====== SOURCE RECORDS ======
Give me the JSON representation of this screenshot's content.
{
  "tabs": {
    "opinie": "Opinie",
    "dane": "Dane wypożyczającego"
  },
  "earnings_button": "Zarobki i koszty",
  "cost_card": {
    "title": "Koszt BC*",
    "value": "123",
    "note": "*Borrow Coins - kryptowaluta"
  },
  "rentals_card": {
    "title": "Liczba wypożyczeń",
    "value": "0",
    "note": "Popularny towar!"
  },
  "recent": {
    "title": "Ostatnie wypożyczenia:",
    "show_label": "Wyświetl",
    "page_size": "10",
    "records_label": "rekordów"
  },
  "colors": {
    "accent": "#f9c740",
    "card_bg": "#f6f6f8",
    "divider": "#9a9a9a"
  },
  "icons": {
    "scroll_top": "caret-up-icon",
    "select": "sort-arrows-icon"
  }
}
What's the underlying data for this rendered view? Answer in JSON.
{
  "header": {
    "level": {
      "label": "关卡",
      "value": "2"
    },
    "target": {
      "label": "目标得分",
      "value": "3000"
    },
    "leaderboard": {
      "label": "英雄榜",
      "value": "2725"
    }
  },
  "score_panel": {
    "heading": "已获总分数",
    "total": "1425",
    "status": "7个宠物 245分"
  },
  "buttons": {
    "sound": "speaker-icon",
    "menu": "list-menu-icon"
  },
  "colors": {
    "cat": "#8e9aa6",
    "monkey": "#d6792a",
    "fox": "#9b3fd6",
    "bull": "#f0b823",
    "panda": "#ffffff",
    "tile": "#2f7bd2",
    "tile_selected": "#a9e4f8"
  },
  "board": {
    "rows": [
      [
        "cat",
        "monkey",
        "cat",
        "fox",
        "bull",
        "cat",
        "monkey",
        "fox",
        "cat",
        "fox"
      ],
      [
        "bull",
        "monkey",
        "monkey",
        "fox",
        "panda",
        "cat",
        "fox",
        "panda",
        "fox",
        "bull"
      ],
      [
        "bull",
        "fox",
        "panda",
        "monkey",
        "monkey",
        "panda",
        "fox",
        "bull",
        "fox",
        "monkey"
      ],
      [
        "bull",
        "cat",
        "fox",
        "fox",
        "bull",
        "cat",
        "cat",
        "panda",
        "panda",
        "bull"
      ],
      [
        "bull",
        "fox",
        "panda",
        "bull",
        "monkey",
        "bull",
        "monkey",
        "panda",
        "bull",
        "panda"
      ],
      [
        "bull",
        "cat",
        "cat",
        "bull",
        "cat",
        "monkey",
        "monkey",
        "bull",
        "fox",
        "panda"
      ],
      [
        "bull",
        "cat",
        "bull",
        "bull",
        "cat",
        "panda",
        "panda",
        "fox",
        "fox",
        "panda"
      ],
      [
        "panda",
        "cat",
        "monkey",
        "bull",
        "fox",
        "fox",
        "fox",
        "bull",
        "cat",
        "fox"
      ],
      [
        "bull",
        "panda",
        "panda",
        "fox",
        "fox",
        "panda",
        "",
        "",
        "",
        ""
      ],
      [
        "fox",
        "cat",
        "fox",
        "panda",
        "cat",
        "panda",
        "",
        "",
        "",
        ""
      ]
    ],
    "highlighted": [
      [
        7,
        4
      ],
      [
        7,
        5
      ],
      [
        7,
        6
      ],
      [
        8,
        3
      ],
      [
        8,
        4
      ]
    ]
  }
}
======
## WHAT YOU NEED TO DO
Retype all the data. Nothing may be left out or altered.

## SOLVED PROBLEM
Give me the JSON representation of this screenshot's content.
{
  "tabs": {
    "opinie": "Opinie",
    "dane": "Dane wypożyczającego"
  },
  "earnings_button": "Zarobki i koszty",
  "cost_card": {
    "title": "Koszt BC*",
    "value": "123",
    "note": "*Borrow Coins - kryptowaluta"
  },
  "rentals_card": {
    "title": "Liczba wypożyczeń",
    "value": "0",
    "note": "Popularny towar!"
  },
  "recent": {
    "title": "Ostatnie wypożyczenia:",
    "show_label": "Wyświetl",
    "page_size": "10",
    "records_label": "rekordów"
  },
  "colors": {
    "accent": "#f9c740",
    "card_bg": "#f6f6f8",
    "divider": "#9a9a9a"
  },
  "icons": {
    "scroll_top": "caret-up-icon",
    "select": "sort-arrows-icon"
  }
}
What's the underlying data for this rendered view? Answer in JSON.
{
  "header": {
    "level": {
      "label": "关卡",
      "value": "2"
    },
    "target": {
      "label": "目标得分",
      "value": "3000"
    },
    "leaderboard": {
      "label": "英雄榜",
      "value": "2725"
    }
  },
  "score_panel": {
    "heading": "已获总分数",
    "total": "1425",
    "status": "7个宠物 245分"
  },
  "buttons": {
    "sound": "speaker-icon",
    "menu": "list-menu-icon"
  },
  "colors": {
    "cat": "#8e9aa6",
    "monkey": "#d6792a",
    "fox": "#9b3fd6",
    "bull": "#f0b823",
    "panda": "#ffffff",
    "tile": "#2f7bd2",
    "tile_selected": "#a9e4f8"
  },
  "board": {
    "rows": [
      [
        "cat",
        "monkey",
        "cat",
        "fox",
        "bull",
        "cat",
        "monkey",
        "fox",
        "cat",
        "fox"
      ],
      [
        "bull",
        "monkey",
        "monkey",
        "fox",
        "panda",
        "cat",
        "fox",
        "panda",
        "fox",
        "bull"
      ],
      [
        "bull",
        "fox",
        "panda",
        "monkey",
        "monkey",
        "panda",
        "fox",
        "bull",
        "fox",
        "monkey"
      ],
      [
        "bull",
        "cat",
        "fox",
        "fox",
        "bull",
        "cat",
        "cat",
        "panda",
        "panda",
        "bull"
      ],
      [
        "bull",
        "fox",
        "panda",
        "bull",
        "monkey",
        "bull",
        "monkey",
        "panda",
        "bull",
        "panda"
      ],
      [
        "bull",
        "cat",
        "cat",
        "bull",
        "cat",
        "monkey",
        "monkey",
        "bull",
        "fox",
        "panda"
      ],
      [
        "bull",
        "cat",
        "bull",
        "bull",
        "cat",
        "panda",
        "panda",
        "fox",
        "fox",
        "panda"
      ],
      [
        "panda",
        "cat",
        "monkey",
        "bull",
        "fox",
        "fox",
        "fox",
        "bull",
        "cat",
        "fox"
      ],
      [
        "bull",
        "panda",
        "panda",
        "fox",
        "fox",
        "panda",
        "",
        "",
        "",
        ""
      ],
      [
        "fox",
        "cat",
        "fox",
        "panda",
        "cat",
        "panda",
        "",
        "",
        "",
        ""
      ]
    ],
    "highlighted": [
      [
        7,
        4
      ],
      [
        7,
        5
      ],
      [
        7,
        6
      ],
      [
        8,
        3
      ],
      [
        8,
        4
      ]
    ]
  }
}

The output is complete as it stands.